BLAIR: I haven't, but when I think forward to next year, it's not really a sabbatical. I'm actually, I'm talking about being a little bit burned out, and it's a bit of an exception for me. This isn't my normal state. I am overstating it a little bit, but I don't actually see in my own business, I can only speak for myself here. I don't actually see the need for a sabbatical, but I am in some ways thinking about next year as I'm lining up these trips now, I'm thinking about the rejuvenation potential of these trips, and I'm very excited about it, about letting go. Just the fact of leaving means that there's certain things that I can't do, therefore I'm just going to focus on the things that I can do. I'm going to show up. I'm going to speak. I'm going to meet with clients. I'm going to run a few sales events, and that's about it. That's all I'm going to have the capacity to do, so the more and the longer I'm out of the office, the less likely I am to get dragged back into this stuff.

DAVID: I don't know ... I've had a lot of conversations with principals about their exit, their desire to exit, and I've shared with them an article that I wrote. It's on my website, It's called a Mission With No Exit, and I say, "Here, have a read of this and then let's talk." Very often, they're inspired about not exiting, not selling after that, but a lot of times when the principal is looking forward, they just need a vacation.

BLAIR: Exactly. When I hear people talk about one of those extended sabbaticals, it's often out of desperation because they haven't been taking enough vacations or sometimes it's a way to get rid of a partner because you're not sure what to do with them, so there's more than one partner and you're hoping that this one partner will leave and figure out what they want to do with their life while they're gone, and when they come back, maybe there'll be less tension around that discussion. I have kind of a weird view of sabbaticals. It seems like a sabbatical's what you do if you haven't taken enough time off during every year.
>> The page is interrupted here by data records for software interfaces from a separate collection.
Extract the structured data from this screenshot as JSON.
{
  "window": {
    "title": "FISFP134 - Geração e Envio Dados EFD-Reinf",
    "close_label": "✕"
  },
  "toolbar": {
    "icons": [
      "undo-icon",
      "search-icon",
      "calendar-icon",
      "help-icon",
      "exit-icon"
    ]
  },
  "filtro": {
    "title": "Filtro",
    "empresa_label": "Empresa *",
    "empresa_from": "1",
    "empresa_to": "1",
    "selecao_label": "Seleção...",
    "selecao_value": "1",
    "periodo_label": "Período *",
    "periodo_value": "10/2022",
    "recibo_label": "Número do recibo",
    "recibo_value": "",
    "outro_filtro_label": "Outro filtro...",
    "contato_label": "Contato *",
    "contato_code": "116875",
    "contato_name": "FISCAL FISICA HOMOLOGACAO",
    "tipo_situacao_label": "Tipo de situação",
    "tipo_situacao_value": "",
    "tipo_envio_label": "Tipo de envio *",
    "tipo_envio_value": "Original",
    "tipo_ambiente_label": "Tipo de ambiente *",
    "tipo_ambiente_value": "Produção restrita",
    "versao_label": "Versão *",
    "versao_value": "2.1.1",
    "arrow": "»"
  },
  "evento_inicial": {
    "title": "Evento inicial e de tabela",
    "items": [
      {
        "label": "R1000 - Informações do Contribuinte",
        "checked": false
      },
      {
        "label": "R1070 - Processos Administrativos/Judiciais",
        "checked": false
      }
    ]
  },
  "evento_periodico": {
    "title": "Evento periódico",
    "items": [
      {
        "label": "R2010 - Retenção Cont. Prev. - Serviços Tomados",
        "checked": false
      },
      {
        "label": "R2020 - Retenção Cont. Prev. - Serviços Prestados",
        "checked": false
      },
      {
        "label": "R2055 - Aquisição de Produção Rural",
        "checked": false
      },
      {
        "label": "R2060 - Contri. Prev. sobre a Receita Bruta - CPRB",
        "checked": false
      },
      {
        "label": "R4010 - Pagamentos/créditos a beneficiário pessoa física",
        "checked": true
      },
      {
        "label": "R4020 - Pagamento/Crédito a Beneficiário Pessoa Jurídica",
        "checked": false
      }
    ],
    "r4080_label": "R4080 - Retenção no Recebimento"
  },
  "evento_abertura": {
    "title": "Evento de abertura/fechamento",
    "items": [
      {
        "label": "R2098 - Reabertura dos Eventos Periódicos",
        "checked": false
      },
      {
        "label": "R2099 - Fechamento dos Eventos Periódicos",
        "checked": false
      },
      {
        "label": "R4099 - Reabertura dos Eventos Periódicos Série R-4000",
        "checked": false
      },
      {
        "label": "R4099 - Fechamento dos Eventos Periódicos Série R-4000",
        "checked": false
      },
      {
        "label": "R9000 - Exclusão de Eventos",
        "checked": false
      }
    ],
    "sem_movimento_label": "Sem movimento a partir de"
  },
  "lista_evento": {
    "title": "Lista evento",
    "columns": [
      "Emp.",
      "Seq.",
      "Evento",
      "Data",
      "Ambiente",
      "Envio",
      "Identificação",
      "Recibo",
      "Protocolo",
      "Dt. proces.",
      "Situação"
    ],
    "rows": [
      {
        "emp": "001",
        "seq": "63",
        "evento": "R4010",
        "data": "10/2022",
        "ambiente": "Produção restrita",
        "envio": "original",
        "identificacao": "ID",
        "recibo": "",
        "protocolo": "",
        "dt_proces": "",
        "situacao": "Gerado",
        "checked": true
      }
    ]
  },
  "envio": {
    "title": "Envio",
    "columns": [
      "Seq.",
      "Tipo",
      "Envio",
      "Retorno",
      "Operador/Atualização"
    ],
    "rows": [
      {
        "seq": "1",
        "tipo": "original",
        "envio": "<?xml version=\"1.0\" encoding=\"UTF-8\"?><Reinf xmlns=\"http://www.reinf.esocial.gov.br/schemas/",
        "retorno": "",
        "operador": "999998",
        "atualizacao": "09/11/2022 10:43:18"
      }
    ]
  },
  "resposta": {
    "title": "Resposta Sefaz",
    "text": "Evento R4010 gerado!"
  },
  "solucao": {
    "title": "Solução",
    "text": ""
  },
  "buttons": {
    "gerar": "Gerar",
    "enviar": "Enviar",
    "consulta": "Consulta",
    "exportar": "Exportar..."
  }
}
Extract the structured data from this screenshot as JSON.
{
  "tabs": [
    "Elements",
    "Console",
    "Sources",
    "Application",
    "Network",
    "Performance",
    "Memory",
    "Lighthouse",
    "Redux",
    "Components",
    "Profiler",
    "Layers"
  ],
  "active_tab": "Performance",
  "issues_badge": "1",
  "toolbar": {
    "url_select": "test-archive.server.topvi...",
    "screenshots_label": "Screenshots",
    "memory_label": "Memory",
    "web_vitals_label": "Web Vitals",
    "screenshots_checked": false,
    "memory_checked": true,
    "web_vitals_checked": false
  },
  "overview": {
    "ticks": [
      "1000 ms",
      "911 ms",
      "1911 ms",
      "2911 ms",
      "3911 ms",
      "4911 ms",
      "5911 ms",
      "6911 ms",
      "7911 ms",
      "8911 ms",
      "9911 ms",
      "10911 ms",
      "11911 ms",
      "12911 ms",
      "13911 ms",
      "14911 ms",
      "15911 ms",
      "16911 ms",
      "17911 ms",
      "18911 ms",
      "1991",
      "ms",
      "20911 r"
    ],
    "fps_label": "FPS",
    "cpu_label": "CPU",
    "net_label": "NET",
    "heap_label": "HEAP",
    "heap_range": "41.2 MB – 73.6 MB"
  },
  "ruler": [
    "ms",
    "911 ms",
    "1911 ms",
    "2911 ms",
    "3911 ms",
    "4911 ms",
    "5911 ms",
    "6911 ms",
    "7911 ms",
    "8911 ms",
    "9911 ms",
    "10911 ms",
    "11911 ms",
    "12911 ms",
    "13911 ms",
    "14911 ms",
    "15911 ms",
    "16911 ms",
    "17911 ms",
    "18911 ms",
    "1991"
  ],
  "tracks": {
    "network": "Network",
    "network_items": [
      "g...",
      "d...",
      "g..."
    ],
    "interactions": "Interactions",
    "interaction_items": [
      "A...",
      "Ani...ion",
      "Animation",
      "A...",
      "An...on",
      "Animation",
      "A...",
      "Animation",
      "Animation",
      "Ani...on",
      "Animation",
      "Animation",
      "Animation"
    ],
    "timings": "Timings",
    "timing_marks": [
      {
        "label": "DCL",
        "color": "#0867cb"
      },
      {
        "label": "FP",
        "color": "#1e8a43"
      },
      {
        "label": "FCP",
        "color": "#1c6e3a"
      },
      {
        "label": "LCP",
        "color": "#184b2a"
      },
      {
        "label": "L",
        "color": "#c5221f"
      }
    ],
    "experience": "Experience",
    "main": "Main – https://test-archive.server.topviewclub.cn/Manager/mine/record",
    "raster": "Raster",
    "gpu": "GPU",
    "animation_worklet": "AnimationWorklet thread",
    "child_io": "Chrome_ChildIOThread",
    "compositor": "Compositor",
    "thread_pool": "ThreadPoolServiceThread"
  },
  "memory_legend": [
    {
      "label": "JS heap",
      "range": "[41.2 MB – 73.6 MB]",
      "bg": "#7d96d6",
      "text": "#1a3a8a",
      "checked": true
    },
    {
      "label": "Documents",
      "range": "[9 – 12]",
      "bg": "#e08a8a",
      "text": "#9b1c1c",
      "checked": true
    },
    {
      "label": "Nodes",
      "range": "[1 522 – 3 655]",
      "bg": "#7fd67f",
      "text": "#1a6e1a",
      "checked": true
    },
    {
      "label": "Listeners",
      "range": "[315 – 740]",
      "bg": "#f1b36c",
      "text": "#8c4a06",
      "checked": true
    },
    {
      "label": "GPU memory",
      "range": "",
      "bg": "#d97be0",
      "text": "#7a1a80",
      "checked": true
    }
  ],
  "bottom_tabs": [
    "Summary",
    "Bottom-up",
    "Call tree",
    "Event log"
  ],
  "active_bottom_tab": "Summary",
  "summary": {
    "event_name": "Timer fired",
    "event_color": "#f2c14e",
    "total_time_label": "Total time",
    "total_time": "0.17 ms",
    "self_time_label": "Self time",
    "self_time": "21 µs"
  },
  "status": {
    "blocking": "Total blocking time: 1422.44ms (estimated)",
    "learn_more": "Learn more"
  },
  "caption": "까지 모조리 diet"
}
DAVID: I think that's fair enough, and I think you and I would both agree there are situations where people need to have a sabbatical, but then when you come back, something has to fundamentally change, and if it hasn't fundamentally changed, then what was the point of the sabbatical other than saving yourself? You save yourself temporarily and then you show up and you repeat the cycle again.

BLAIR: Right. Go right back, nothing's changed. Well, this has been very interesting. I'm excited for your vacation coming up here today, as are everybody around you probably. This is interesting. We need to explore some of these areas some more, and we need to talk more about this succession idea and about your article, about never leaving your business but always being excited about it, that's something that I think will be very interesting to our listeners. Thank you, Blair.

DAVID: Yeah, thank you, David.

David Baker